megan

Jeneane said...

Hexapus. I like that. Thanks for visiting Megan. It really is an other-worldly looking creature isn't it.
The funny thing is that although they are growing close to the road, I don't think any passerbys have noticed them yet.

Owen said...

These are FABULOUS !

Never saw anything like it. They seem to be the mad red joker of the fungus world. Help us, help us, there's fungus among us !

Thanks also for the enlightenment about the Maori take on these also. Like Native Americans, they had a healthier approach to many things I suspect... imho of course...

Jeneane said...

Fabulous indeed - I like your mad red joker perception. As they have wilted - and eventually attracted the flies - quite nearby, the first of the fungus baskets have appeared.
I have to say that the pre-European Moa hunters, with complete lack of good husbandry, extinguished NZ's largest land creatures and Banks Peninsula was de-forested by burning before European settlement too.

the cuby poet said...

I have never seen anything like this angry (because it is red) inverted octopus like growth. On first sight I am repelled, then when I discover it stinks, repelled some more and when you say you would like to try it I worry for you! OK it is a spectacular sight but as far as I am concerned that is its sole redeeming factor! Interesting nonetheless. :)

Jeneane said...

Yes, the idea of eating it does seem repulsive, but from what I have read it was only eaten in the unopened egg stage, before it developed its stink. I'd love to find out more... whether it was considered a delicacy or eaten out of sheer hunger!

Chris Davies said...

Have these growing in abundance under Eucalypts in the Western Cape, South Africa....often wondered if I could make little bells to adorn the bifurcated tips of the little jokers hats....

Lady Mondegreen's Secret Garden said...

Chris Davies: Glad to have you visit. They certainly look like they would translate into costume pieces don't they. Interesting to hear that you have them in South Africa too.

MSc Juraj Maslik said...

Hi Guys, I've just found a similar one in Slovakia :). Here is the link:

http://www.maslik.com/Red-Octopus-Stinkhorn-Mushroom-in-Dunajov-Slovakia

Lady Mondegreen's Secret Garden said...

Thanks for that; they are fascinating aren't they.

Clive said...

Not wishing to spoil your fun at ID'ing these but you have them named wrong!

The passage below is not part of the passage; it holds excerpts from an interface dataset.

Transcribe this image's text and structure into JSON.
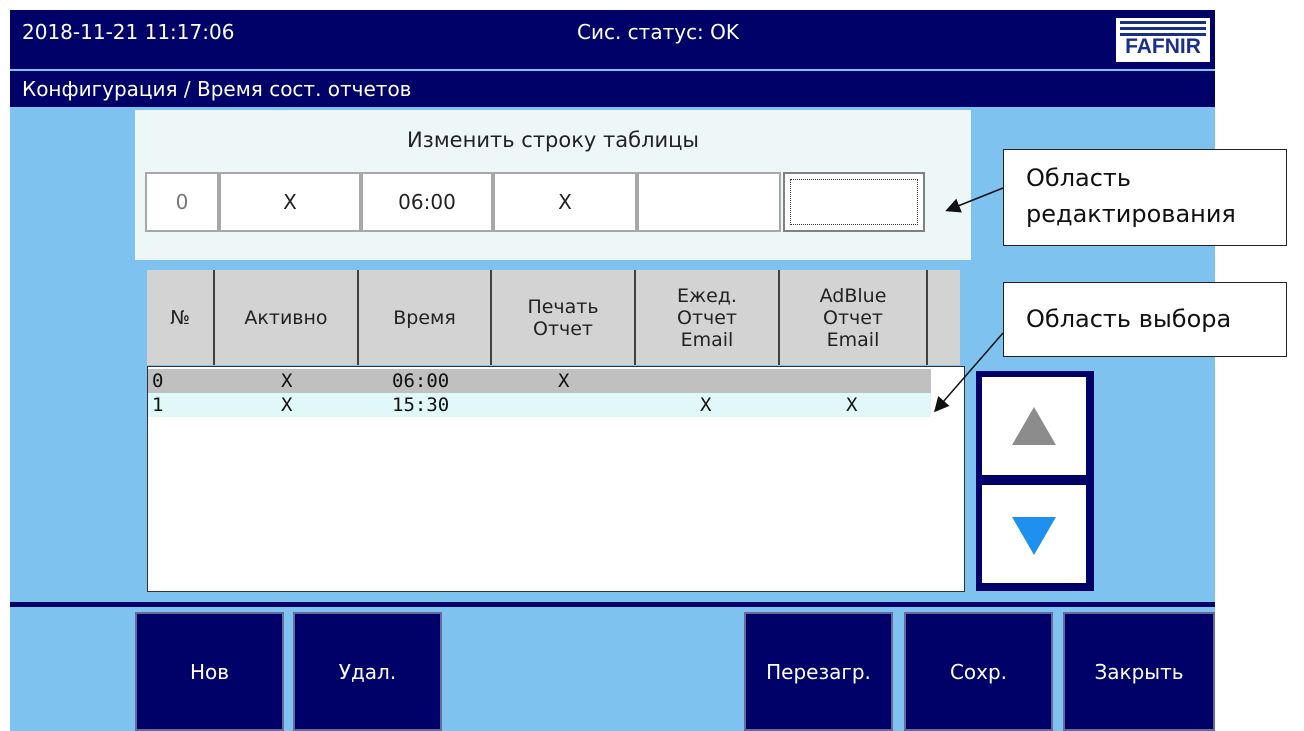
{
  "header": {
    "datetime": "2018-11-21  11:17:06",
    "status": "Сис. статус: OK",
    "logo_text": "FAFNIR"
  },
  "breadcrumb": "Конфигурация / Время сост. отчетов",
  "edit_area": {
    "title": "Изменить строку таблицы",
    "cells": [
      "0",
      "X",
      "06:00",
      "X",
      "",
      ""
    ]
  },
  "table": {
    "headers": [
      "№",
      "Активно",
      "Время",
      "Печать\nОтчет",
      "Ежед.\nОтчет\nEmail",
      "AdBlue\nОтчет\nEmail"
    ],
    "rows": [
      {
        "no": "0",
        "active": "X",
        "time": "06:00",
        "print": "X",
        "daily": "",
        "adblue": ""
      },
      {
        "no": "1",
        "active": "X",
        "time": "15:30",
        "print": "",
        "daily": "X",
        "adblue": "X"
      }
    ]
  },
  "buttons": {
    "new": "Нов",
    "delete": "Удал.",
    "reload": "Перезагр.",
    "save": "Сохр.",
    "close": "Закрыть"
  },
  "callouts": {
    "edit_line1": "Область",
    "edit_line2": "редактирования",
    "select": "Область выбора"
  },
  "colors": {
    "dark_blue": "#000069",
    "screen_bg": "#7ec3f0",
    "selected_row": "#c0c0c0",
    "alt_row": "#e0f8f8",
    "down_arrow": "#1e90f0"
  }
}
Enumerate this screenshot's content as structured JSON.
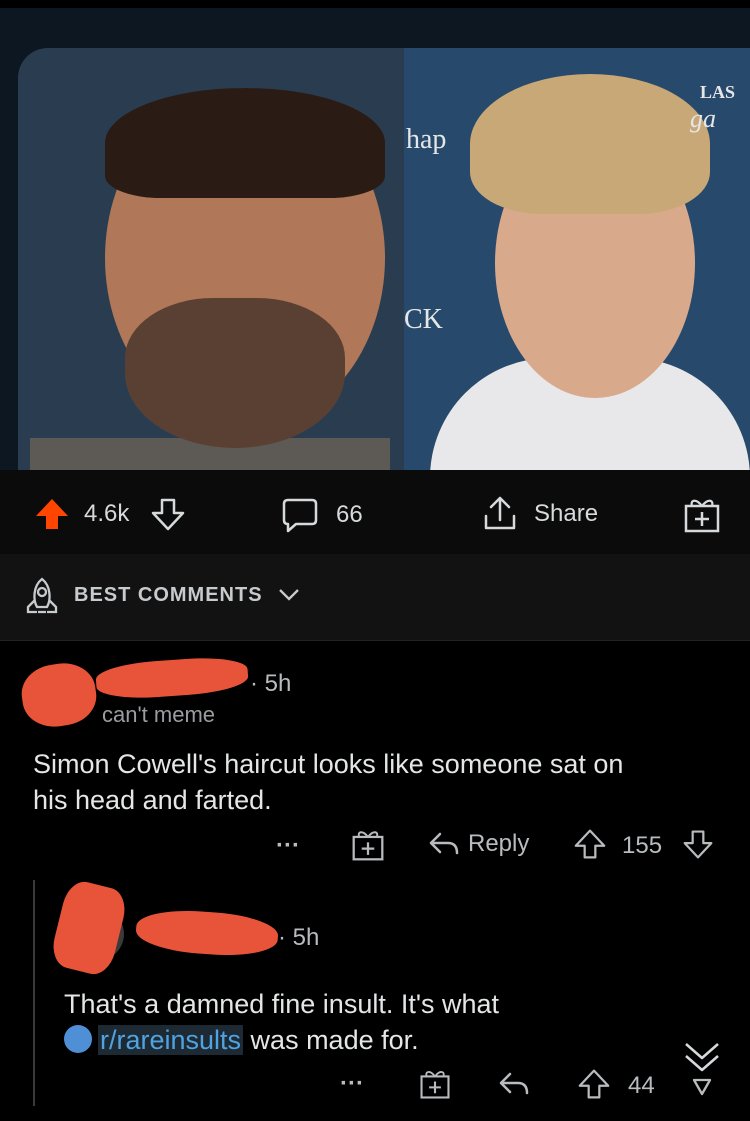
{
  "post": {
    "image_text": {
      "left": "hap",
      "left2": "CK",
      "right_logo": "LAS",
      "right_logo2": "ga"
    },
    "score": "4.6k",
    "comments_count": "66",
    "share_label": "Share"
  },
  "sort": {
    "label": "BEST COMMENTS"
  },
  "comments": [
    {
      "time": "· 5h",
      "flair": "can't meme",
      "text_line1": "Simon Cowell's haircut looks like someone sat on",
      "text_line2": "his head and farted.",
      "more": "···",
      "reply_label": "Reply",
      "score": "155"
    },
    {
      "time": "· 5h",
      "text_line1": "That's a damned fine insult. It's what",
      "subreddit_link": "r/rareinsults",
      "text_line2_rest": " was made for.",
      "more": "···",
      "score": "44"
    }
  ],
  "colors": {
    "upvote_active": "#ff4500",
    "link": "#4fa3e0",
    "background": "#000000",
    "redaction": "#e8543a"
  },
  "icons": [
    "upvote-icon",
    "downvote-icon",
    "comment-icon",
    "share-icon",
    "award-icon",
    "rocket-icon",
    "chevron-down-icon",
    "reply-icon",
    "collapse-icon"
  ]
}
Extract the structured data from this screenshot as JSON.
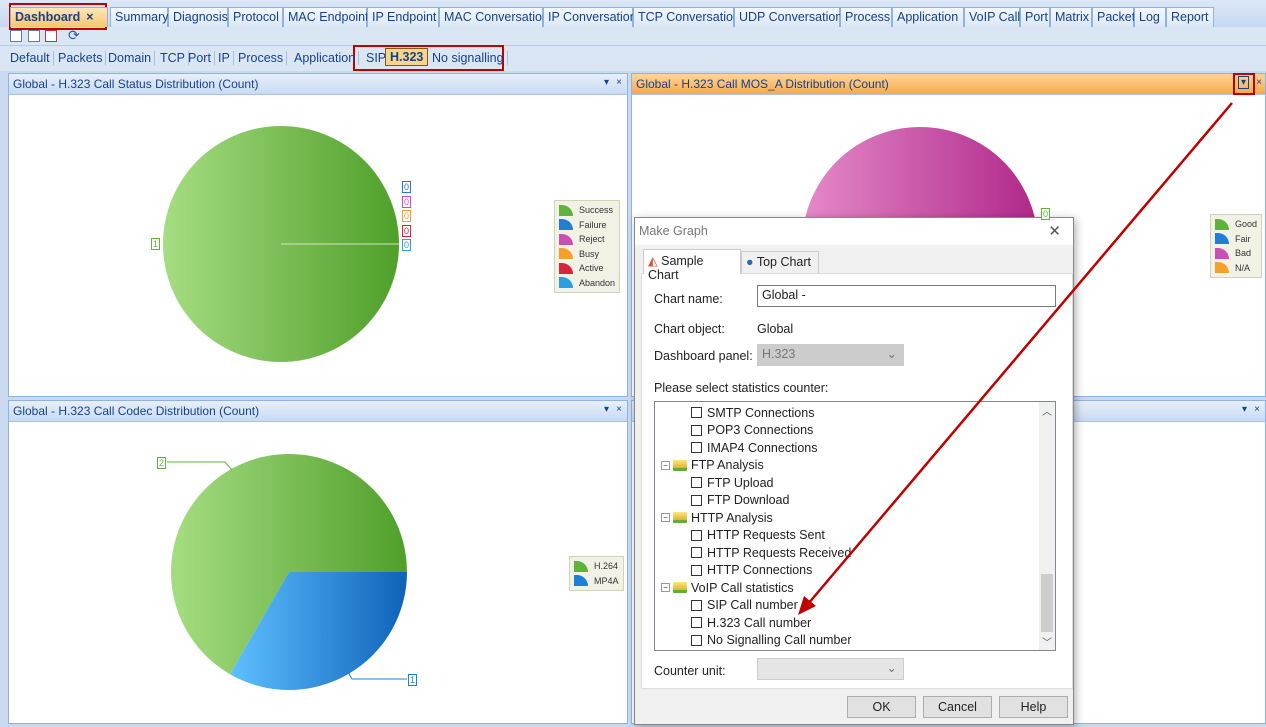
{
  "tabs": [
    "Dashboard",
    "Summary",
    "Diagnosis",
    "Protocol",
    "MAC Endpoint",
    "IP Endpoint",
    "MAC Conversation",
    "IP Conversation",
    "TCP Conversation",
    "UDP Conversation",
    "Process",
    "Application",
    "VoIP Call",
    "Port",
    "Matrix",
    "Packet",
    "Log",
    "Report"
  ],
  "active_tab": "Dashboard",
  "tab_close": "×",
  "subtabs": [
    "Default",
    "Packets",
    "Domain",
    "TCP",
    "Port",
    "IP",
    "Process",
    "Application",
    "SIP",
    "H.323",
    "No signalling"
  ],
  "active_subtab": "H.323",
  "panels": {
    "status": {
      "title": "Global - H.323 Call Status Distribution (Count)",
      "chart_data": {
        "type": "pie",
        "categories": [
          "Success",
          "Failure",
          "Reject",
          "Busy",
          "Active",
          "Abandon"
        ],
        "values": [
          1,
          0,
          0,
          0,
          0,
          0
        ],
        "colors": [
          "#5fb33c",
          "#1e7fd6",
          "#c94fb0",
          "#f5a02c",
          "#d9223c",
          "#2aa0e0"
        ]
      }
    },
    "mos": {
      "title": "Global - H.323 Call MOS_A Distribution (Count)",
      "chart_data": {
        "type": "pie",
        "categories": [
          "Good",
          "Fair",
          "Bad",
          "N/A"
        ],
        "values": [
          0,
          0,
          1,
          0
        ],
        "colors": [
          "#5fb33c",
          "#1e7fd6",
          "#c94fb0",
          "#f5a02c"
        ],
        "visible_label": "0"
      }
    },
    "codec": {
      "title": "Global - H.323 Call Codec Distribution (Count)",
      "chart_data": {
        "type": "pie",
        "categories": [
          "H.264",
          "MP4A"
        ],
        "values": [
          2,
          1
        ],
        "colors": [
          "#5fb33c",
          "#1e7fd6"
        ]
      }
    }
  },
  "panel_buttons": {
    "menu": "▾",
    "close": "×"
  },
  "dialog": {
    "title": "Make Graph",
    "close": "✕",
    "tabs": [
      "Sample Chart",
      "Top Chart"
    ],
    "chart_name_label": "Chart name:",
    "chart_name_value": "Global -",
    "chart_object_label": "Chart object:",
    "chart_object_value": "Global",
    "dashboard_panel_label": "Dashboard panel:",
    "dashboard_panel_value": "H.323",
    "counter_prompt": "Please select statistics counter:",
    "tree": [
      {
        "label": "SMTP Connections",
        "level": 1
      },
      {
        "label": "POP3 Connections",
        "level": 1
      },
      {
        "label": "IMAP4 Connections",
        "level": 1
      },
      {
        "label": "FTP Analysis",
        "level": 0
      },
      {
        "label": "FTP Upload",
        "level": 1
      },
      {
        "label": "FTP Download",
        "level": 1
      },
      {
        "label": "HTTP Analysis",
        "level": 0
      },
      {
        "label": "HTTP Requests Sent",
        "level": 1
      },
      {
        "label": "HTTP Requests Received",
        "level": 1
      },
      {
        "label": "HTTP Connections",
        "level": 1
      },
      {
        "label": "VoIP Call statistics",
        "level": 0
      },
      {
        "label": "SIP Call number",
        "level": 1
      },
      {
        "label": "H.323 Call number",
        "level": 1
      },
      {
        "label": "No Signalling Call number",
        "level": 1
      }
    ],
    "counter_unit_label": "Counter unit:",
    "counter_unit_value": "",
    "ok": "OK",
    "cancel": "Cancel",
    "help": "Help"
  },
  "annotation_color": "#c00000"
}
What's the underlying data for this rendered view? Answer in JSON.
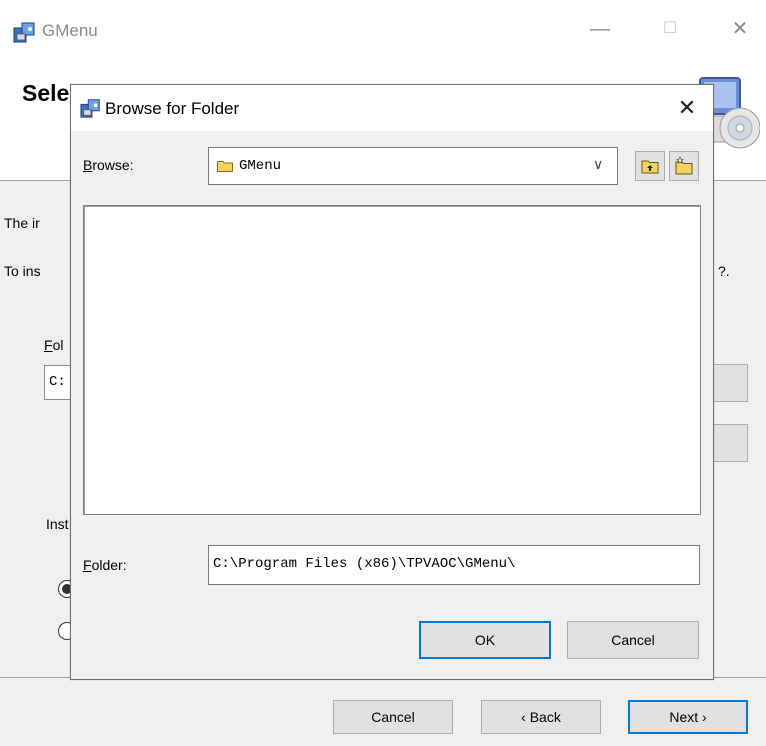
{
  "window": {
    "title": "GMenu",
    "minimize_glyph": "—",
    "maximize_glyph": "☐",
    "close_glyph": "✕",
    "app_icon": "installer-icon"
  },
  "header": {
    "title": "Select Installation Folder",
    "art_icon": "computer-cd-icon"
  },
  "main": {
    "text_line1": "The ir",
    "text_line2": "To ins",
    "text_line2_tail": "?.",
    "folder_label_prefix": "F",
    "folder_label_rest": "ol",
    "folder_value": "C:",
    "install_label": "Inst"
  },
  "dialog": {
    "title": "Browse for Folder",
    "icon": "installer-icon",
    "close_glyph": "✕",
    "browse_label_prefix": "B",
    "browse_label_rest": "rowse:",
    "browse_value": "GMenu",
    "combo_arrow": "∨",
    "up_folder_icon": "up-folder-icon",
    "new_folder_icon": "new-folder-icon",
    "folder_label_prefix": "F",
    "folder_label_rest": "older:",
    "folder_path": "C:\\Program Files (x86)\\TPVAOC\\GMenu\\",
    "ok_label": "OK",
    "cancel_label": "Cancel"
  },
  "bottom": {
    "cancel_label": "Cancel",
    "back_label": "‹ Back",
    "next_label": "Next ›"
  },
  "colors": {
    "accent": "#0078d7",
    "dialog_bg": "#f0f0f0",
    "button_bg": "#e1e1e1"
  }
}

These are Clathrus archeri.

VICENTE ORTIZ said...

Search in the internet for Ipiales, a little town in the south of Colombia in south america... and guess what... with my wife we found four of that beatiful species when we were out with our dogs... it´s something amazin we spend two week with a friend of ours searching information about it... THANKS A LOT...

Lady Mondegreen's Secret Garden said...

Clive: Very pleased to have clarification and better ID than I was capable of. Thank you. It seems that Clathrus has the spore masses on the arms while Aseroe has them around the throat.

VINCENTE ORTIZ: Glad that this post was helpful so far away from your fungus. But do note Clive's identification above.